Source records
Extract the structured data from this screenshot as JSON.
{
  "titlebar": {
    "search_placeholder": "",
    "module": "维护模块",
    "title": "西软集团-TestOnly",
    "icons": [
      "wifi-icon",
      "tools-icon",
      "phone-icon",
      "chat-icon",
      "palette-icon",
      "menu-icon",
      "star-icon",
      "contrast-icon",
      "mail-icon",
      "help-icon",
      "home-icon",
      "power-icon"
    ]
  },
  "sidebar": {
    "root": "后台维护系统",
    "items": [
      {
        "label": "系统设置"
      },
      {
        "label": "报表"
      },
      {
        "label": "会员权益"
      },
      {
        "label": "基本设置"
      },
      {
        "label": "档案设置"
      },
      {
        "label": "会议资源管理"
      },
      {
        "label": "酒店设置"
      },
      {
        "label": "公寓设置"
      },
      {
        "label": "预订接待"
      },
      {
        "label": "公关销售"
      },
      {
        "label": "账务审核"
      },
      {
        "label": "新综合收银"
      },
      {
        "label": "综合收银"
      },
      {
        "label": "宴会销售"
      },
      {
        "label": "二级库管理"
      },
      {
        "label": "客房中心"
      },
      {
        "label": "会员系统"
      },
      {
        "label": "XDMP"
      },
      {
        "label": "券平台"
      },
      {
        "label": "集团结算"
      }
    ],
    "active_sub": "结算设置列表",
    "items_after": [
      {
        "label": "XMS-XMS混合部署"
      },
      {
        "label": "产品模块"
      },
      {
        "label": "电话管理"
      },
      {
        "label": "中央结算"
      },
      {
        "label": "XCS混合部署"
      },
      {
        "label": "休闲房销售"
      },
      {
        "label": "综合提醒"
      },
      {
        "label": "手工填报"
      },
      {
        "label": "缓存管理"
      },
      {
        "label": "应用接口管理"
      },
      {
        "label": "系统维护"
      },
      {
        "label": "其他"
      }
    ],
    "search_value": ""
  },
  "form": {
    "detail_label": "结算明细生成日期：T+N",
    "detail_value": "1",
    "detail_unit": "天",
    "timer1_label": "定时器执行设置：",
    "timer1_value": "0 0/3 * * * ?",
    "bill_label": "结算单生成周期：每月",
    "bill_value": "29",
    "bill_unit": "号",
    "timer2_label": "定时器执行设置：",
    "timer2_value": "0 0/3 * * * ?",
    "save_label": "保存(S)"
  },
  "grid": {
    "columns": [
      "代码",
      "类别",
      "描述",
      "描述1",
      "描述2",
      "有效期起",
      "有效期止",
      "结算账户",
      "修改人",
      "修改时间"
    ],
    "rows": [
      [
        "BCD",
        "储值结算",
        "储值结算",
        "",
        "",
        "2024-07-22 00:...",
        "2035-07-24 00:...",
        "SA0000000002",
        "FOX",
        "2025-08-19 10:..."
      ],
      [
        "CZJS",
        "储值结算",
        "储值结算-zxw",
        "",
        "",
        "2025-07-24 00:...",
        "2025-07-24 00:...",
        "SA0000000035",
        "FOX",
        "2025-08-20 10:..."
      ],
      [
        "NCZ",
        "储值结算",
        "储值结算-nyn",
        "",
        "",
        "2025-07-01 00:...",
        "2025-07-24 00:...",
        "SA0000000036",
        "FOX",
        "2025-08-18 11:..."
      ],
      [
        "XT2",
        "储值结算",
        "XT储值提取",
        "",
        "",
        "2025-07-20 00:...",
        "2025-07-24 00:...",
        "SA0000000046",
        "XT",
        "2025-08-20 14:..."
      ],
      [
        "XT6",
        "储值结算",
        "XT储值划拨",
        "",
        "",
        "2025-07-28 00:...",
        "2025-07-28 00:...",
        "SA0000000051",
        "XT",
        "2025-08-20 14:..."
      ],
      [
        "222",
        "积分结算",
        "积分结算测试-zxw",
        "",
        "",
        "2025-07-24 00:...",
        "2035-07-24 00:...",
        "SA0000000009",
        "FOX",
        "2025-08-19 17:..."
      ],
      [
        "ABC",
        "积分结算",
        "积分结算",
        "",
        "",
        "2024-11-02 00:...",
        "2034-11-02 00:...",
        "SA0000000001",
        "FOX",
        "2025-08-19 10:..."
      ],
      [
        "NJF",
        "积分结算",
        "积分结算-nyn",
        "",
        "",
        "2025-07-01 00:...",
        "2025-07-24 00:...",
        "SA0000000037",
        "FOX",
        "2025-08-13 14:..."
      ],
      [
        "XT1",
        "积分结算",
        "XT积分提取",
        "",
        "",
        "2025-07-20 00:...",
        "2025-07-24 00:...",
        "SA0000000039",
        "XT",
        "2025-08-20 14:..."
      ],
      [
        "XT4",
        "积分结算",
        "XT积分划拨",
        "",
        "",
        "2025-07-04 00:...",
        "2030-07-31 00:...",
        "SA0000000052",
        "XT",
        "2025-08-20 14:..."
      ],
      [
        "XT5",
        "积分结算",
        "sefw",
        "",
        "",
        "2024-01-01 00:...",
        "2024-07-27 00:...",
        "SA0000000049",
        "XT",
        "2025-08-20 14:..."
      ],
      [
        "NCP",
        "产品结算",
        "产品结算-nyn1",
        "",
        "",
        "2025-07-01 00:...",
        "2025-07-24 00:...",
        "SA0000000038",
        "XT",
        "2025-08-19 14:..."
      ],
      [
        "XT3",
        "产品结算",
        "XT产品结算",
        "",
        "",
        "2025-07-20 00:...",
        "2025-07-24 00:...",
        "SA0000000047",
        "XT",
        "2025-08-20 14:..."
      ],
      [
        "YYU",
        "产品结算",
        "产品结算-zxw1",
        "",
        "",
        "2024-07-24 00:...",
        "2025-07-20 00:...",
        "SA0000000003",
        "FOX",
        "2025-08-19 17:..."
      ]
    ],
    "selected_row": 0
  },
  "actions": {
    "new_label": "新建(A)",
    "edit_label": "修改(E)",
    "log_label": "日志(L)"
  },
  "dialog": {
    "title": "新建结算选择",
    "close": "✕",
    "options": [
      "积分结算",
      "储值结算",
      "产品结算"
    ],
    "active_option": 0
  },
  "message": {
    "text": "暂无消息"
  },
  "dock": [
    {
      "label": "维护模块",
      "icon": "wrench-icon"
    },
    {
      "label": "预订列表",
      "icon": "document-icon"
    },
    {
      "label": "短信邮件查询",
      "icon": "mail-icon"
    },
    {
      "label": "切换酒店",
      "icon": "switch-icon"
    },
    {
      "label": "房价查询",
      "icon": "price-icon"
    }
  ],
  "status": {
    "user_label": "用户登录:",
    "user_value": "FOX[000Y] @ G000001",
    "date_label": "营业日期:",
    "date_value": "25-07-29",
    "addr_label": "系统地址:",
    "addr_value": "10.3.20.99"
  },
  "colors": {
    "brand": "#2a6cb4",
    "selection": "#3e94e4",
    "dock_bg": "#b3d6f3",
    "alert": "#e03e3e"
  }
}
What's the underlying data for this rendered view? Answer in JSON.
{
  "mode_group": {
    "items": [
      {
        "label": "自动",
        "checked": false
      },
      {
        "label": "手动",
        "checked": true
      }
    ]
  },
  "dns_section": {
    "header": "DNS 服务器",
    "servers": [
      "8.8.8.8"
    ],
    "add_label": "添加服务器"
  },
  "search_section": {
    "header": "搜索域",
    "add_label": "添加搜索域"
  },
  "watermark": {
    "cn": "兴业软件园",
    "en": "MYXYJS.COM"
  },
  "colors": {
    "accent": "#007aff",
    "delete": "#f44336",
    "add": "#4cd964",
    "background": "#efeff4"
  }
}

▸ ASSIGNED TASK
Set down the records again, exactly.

▸ EXPECTED ANSWER
Extract the structured data from this screenshot as JSON.
{
  "titlebar": {
    "search_placeholder": "",
    "module": "维护模块",
    "title": "西软集团-TestOnly",
    "icons": [
      "wifi-icon",
      "tools-icon",
      "phone-icon",
      "chat-icon",
      "palette-icon",
      "menu-icon",
      "star-icon",
      "contrast-icon",
      "mail-icon",
      "help-icon",
      "home-icon",
      "power-icon"
    ]
  },
  "sidebar": {
    "root": "后台维护系统",
    "items": [
      {
        "label": "系统设置"
      },
      {
        "label": "报表"
      },
      {
        "label": "会员权益"
      },
      {
        "label": "基本设置"
      },
      {
        "label": "档案设置"
      },
      {
        "label": "会议资源管理"
      },
      {
        "label": "酒店设置"
      },
      {
        "label": "公寓设置"
      },
      {
        "label": "预订接待"
      },
      {
        "label": "公关销售"
      },
      {
        "label": "账务审核"
      },
      {
        "label": "新综合收银"
      },
      {
        "label": "综合收银"
      },
      {
        "label": "宴会销售"
      },
      {
        "label": "二级库管理"
      },
      {
        "label": "客房中心"
      },
      {
        "label": "会员系统"
      },
      {
        "label": "XDMP"
      },
      {
        "label": "券平台"
      },
      {
        "label": "集团结算"
      }
    ],
    "active_sub": "结算设置列表",
    "items_after": [
      {
        "label": "XMS-XMS混合部署"
      },
      {
        "label": "产品模块"
      },
      {
        "label": "电话管理"
      },
      {
        "label": "中央结算"
      },
      {
        "label": "XCS混合部署"
      },
      {
        "label": "休闲房销售"
      },
      {
        "label": "综合提醒"
      },
      {
        "label": "手工填报"
      },
      {
        "label": "缓存管理"
      },
      {
        "label": "应用接口管理"
      },
      {
        "label": "系统维护"
      },
      {
        "label": "其他"
      }
    ],
    "search_value": ""
  },
  "form": {
    "detail_label": "结算明细生成日期：T+N",
    "detail_value": "1",
    "detail_unit": "天",
    "timer1_label": "定时器执行设置：",
    "timer1_value": "0 0/3 * * * ?",
    "bill_label": "结算单生成周期：每月",
    "bill_value": "29",
    "bill_unit": "号",
    "timer2_label": "定时器执行设置：",
    "timer2_value": "0 0/3 * * * ?",
    "save_label": "保存(S)"
  },
  "grid": {
    "columns": [
      "代码",
      "类别",
      "描述",
      "描述1",
      "描述2",
      "有效期起",
      "有效期止",
      "结算账户",
      "修改人",
      "修改时间"
    ],
    "rows": [
      [
        "BCD",
        "储值结算",
        "储值结算",
        "",
        "",
        "2024-07-22 00:...",
        "2035-07-24 00:...",
        "SA0000000002",
        "FOX",
        "2025-08-19 10:..."
      ],
      [
        "CZJS",
        "储值结算",
        "储值结算-zxw",
        "",
        "",
        "2025-07-24 00:...",
        "2025-07-24 00:...",
        "SA0000000035",
        "FOX",
        "2025-08-20 10:..."
      ],
      [
        "NCZ",
        "储值结算",
        "储值结算-nyn",
        "",
        "",
        "2025-07-01 00:...",
        "2025-07-24 00:...",
        "SA0000000036",
        "FOX",
        "2025-08-18 11:..."
      ],
      [
        "XT2",
        "储值结算",
        "XT储值提取",
        "",
        "",
        "2025-07-20 00:...",
        "2025-07-24 00:...",
        "SA0000000046",
        "XT",
        "2025-08-20 14:..."
      ],
      [
        "XT6",
        "储值结算",
        "XT储值划拨",
        "",
        "",
        "2025-07-28 00:...",
        "2025-07-28 00:...",
        "SA0000000051",
        "XT",
        "2025-08-20 14:..."
      ],
      [
        "222",
        "积分结算",
        "积分结算测试-zxw",
        "",
        "",
        "2025-07-24 00:...",
        "2035-07-24 00:...",
        "SA0000000009",
        "FOX",
        "2025-08-19 17:..."
      ],
      [
        "ABC",
        "积分结算",
        "积分结算",
        "",
        "",
        "2024-11-02 00:...",
        "2034-11-02 00:...",
        "SA0000000001",
        "FOX",
        "2025-08-19 10:..."
      ],
      [
        "NJF",
        "积分结算",
        "积分结算-nyn",
        "",
        "",
        "2025-07-01 00:...",
        "2025-07-24 00:...",
        "SA0000000037",
        "FOX",
        "2025-08-13 14:..."
      ],
      [
        "XT1",
        "积分结算",
        "XT积分提取",
        "",
        "",
        "2025-07-20 00:...",
        "2025-07-24 00:...",
        "SA0000000039",
        "XT",
        "2025-08-20 14:..."
      ],
      [
        "XT4",
        "积分结算",
        "XT积分划拨",
        "",
        "",
        "2025-07-04 00:...",
        "2030-07-31 00:...",
        "SA0000000052",
        "XT",
        "2025-08-20 14:..."
      ],
      [
        "XT5",
        "积分结算",
        "sefw",
        "",
        "",
        "2024-01-01 00:...",
        "2024-07-27 00:...",
        "SA0000000049",
        "XT",
        "2025-08-20 14:..."
      ],
      [
        "NCP",
        "产品结算",
        "产品结算-nyn1",
        "",
        "",
        "2025-07-01 00:...",
        "2025-07-24 00:...",
        "SA0000000038",
        "XT",
        "2025-08-19 14:..."
      ],
      [
        "XT3",
        "产品结算",
        "XT产品结算",
        "",
        "",
        "2025-07-20 00:...",
        "2025-07-24 00:...",
        "SA0000000047",
        "XT",
        "2025-08-20 14:..."
      ],
      [
        "YYU",
        "产品结算",
        "产品结算-zxw1",
        "",
        "",
        "2024-07-24 00:...",
        "2025-07-20 00:...",
        "SA0000000003",
        "FOX",
        "2025-08-19 17:..."
      ]
    ],
    "selected_row": 0
  },
  "actions": {
    "new_label": "新建(A)",
    "edit_label": "修改(E)",
    "log_label": "日志(L)"
  },
  "dialog": {
    "title": "新建结算选择",
    "close": "✕",
    "options": [
      "积分结算",
      "储值结算",
      "产品结算"
    ],
    "active_option": 0
  },
  "message": {
    "text": "暂无消息"
  },
  "dock": [
    {
      "label": "维护模块",
      "icon": "wrench-icon"
    },
    {
      "label": "预订列表",
      "icon": "document-icon"
    },
    {
      "label": "短信邮件查询",
      "icon": "mail-icon"
    },
    {
      "label": "切换酒店",
      "icon": "switch-icon"
    },
    {
      "label": "房价查询",
      "icon": "price-icon"
    }
  ],
  "status": {
    "user_label": "用户登录:",
    "user_value": "FOX[000Y] @ G000001",
    "date_label": "营业日期:",
    "date_value": "25-07-29",
    "addr_label": "系统地址:",
    "addr_value": "10.3.20.99"
  },
  "colors": {
    "brand": "#2a6cb4",
    "selection": "#3e94e4",
    "dock_bg": "#b3d6f3",
    "alert": "#e03e3e"
  }
}
What's the underlying data for this rendered view? Answer in JSON.
{
  "mode_group": {
    "items": [
      {
        "label": "自动",
        "checked": false
      },
      {
        "label": "手动",
        "checked": true
      }
    ]
  },
  "dns_section": {
    "header": "DNS 服务器",
    "servers": [
      "8.8.8.8"
    ],
    "add_label": "添加服务器"
  },
  "search_section": {
    "header": "搜索域",
    "add_label": "添加搜索域"
  },
  "watermark": {
    "cn": "兴业软件园",
    "en": "MYXYJS.COM"
  },
  "colors": {
    "accent": "#007aff",
    "delete": "#f44336",
    "add": "#4cd964",
    "background": "#efeff4"
  }
}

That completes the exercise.